Warm Springs Bay, Baranof Island
After six days in Port Alexander, we headed north up Chatham Strait. A quick stop in Little Port Walter, the wettest place in SE Alaska, and then on to Red Bluff Bay. Red Bluff Bay is inviting and offers spectacular scenery. Our overnight destination was Baranof Warm Springs, an Alaskan gem. The newly rebuilt public soaking tubs are a delight. The natural “tub” near Baranof Lake, less than a half mile hike along a mostly boardwalk trail, is a must do. Be “bear aware,” particularly in Red Bluff Bay and near Baranof Lake. *
During our travels to remote seaside villages, we were pleasantly surprised at the condition of docks and boardwalks at many of our stops. The state of Alaska uses highway funds to build and maintain docks and boardwalks in many rural island communities.
*Bear and Moose Awareness
In addition to fishing, we enjoy hiking, berry picking and exploring in our ports of call. This brings up the question of wildlife awareness. There is a lot of information online about how to behave in bear country. At a minimum carry bear spray, travel in groups, and make noise as you go. Many Alaskan’s carry firearms in rural areas. Because you will be transiting through Canada, a Canadian Non-Resident Firearm Declaration must be submitted at the border with a $25 payment to cover the declaration fee.
Bob and Shino Posey
WG Field Correspondents
Bob and Shino Posey
Part 2 of Pocket Cruiser
After a wonderful time at Warm Springs on Baranof Island, we headed west via Frederick Sound.

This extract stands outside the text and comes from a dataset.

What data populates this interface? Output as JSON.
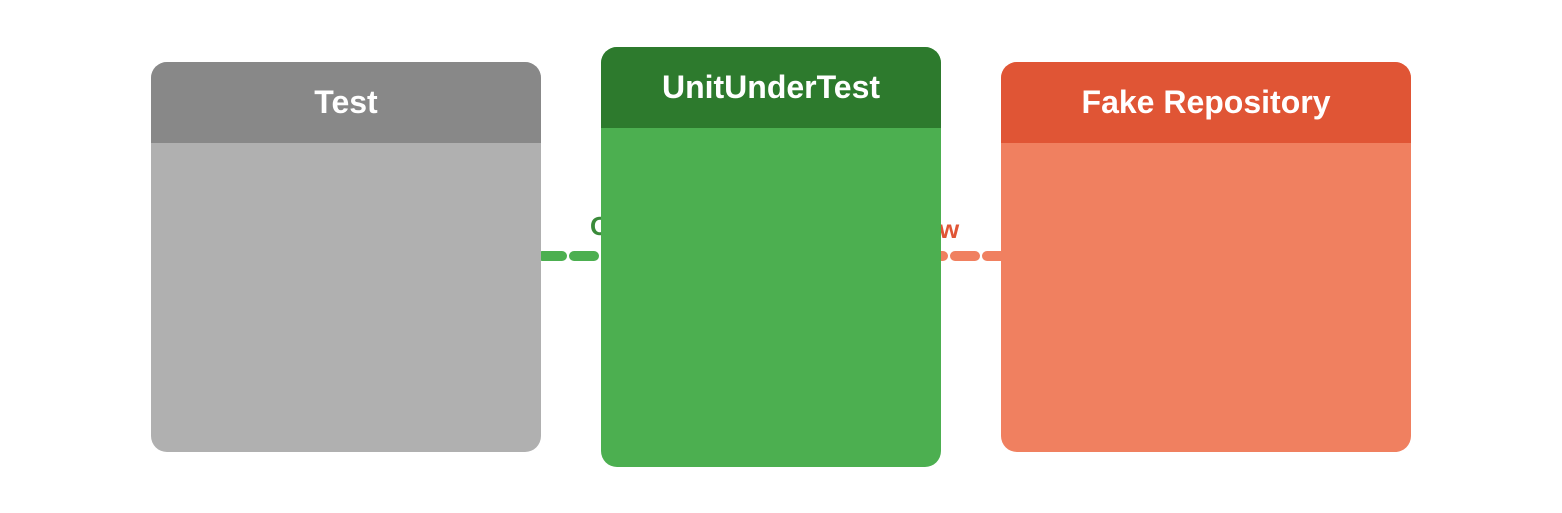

As always, the scenery was beautiful. About twenty miles into our day’s journey we encountered multiple pods of whales breaching and bubble feeding. We counted at least seven pods. Bubble feeding is amazing to see up close. We could hear and see the whales spouting, “squeaking” in their language, breaching and feeding. As we neared Petersburg, we saw what looked like large chunks of Styrofoam floating in the distance. We soon realized they were icebergs from nearby Le Conte Glacier.